--- START ---

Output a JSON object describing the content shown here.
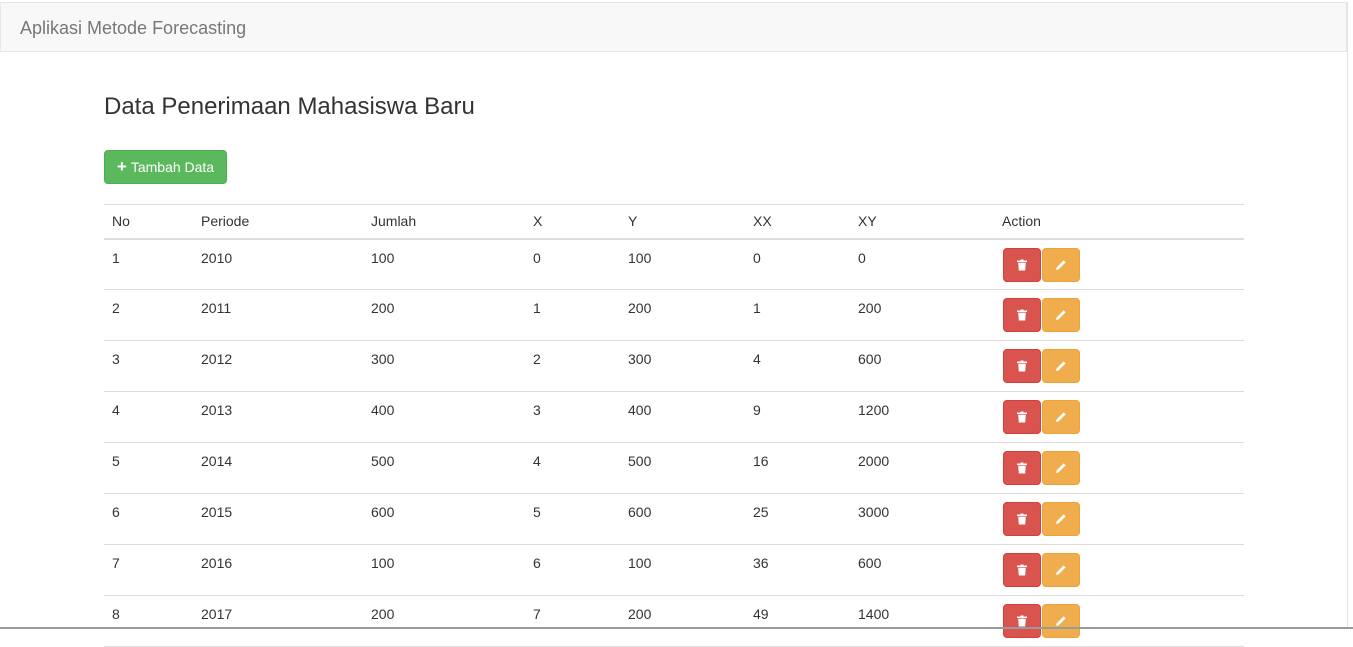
{
  "navbar": {
    "brand": "Aplikasi Metode Forecasting"
  },
  "page": {
    "title": "Data Penerimaan Mahasiswa Baru"
  },
  "toolbar": {
    "add_label": "Tambah Data",
    "add_icon": "plus-icon"
  },
  "colors": {
    "success": "#5cb85c",
    "danger": "#d9534f",
    "warning": "#f0ad4e"
  },
  "table": {
    "headers": [
      "No",
      "Periode",
      "Jumlah",
      "X",
      "Y",
      "XX",
      "XY",
      "Action"
    ],
    "rows": [
      [
        "1",
        "2010",
        "100",
        "0",
        "100",
        "0",
        "0"
      ],
      [
        "2",
        "2011",
        "200",
        "1",
        "200",
        "1",
        "200"
      ],
      [
        "3",
        "2012",
        "300",
        "2",
        "300",
        "4",
        "600"
      ],
      [
        "4",
        "2013",
        "400",
        "3",
        "400",
        "9",
        "1200"
      ],
      [
        "5",
        "2014",
        "500",
        "4",
        "500",
        "16",
        "2000"
      ],
      [
        "6",
        "2015",
        "600",
        "5",
        "600",
        "25",
        "3000"
      ],
      [
        "7",
        "2016",
        "100",
        "6",
        "100",
        "36",
        "600"
      ],
      [
        "8",
        "2017",
        "200",
        "7",
        "200",
        "49",
        "1400"
      ]
    ],
    "row_actions": [
      {
        "name": "delete",
        "icon": "trash-icon"
      },
      {
        "name": "edit",
        "icon": "pencil-icon"
      }
    ]
  }
}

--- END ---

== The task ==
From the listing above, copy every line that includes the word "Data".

== Solution for this task ==
    "title": "Data Penerimaan Mahasiswa Baru"
    "add_label": "Tambah Data",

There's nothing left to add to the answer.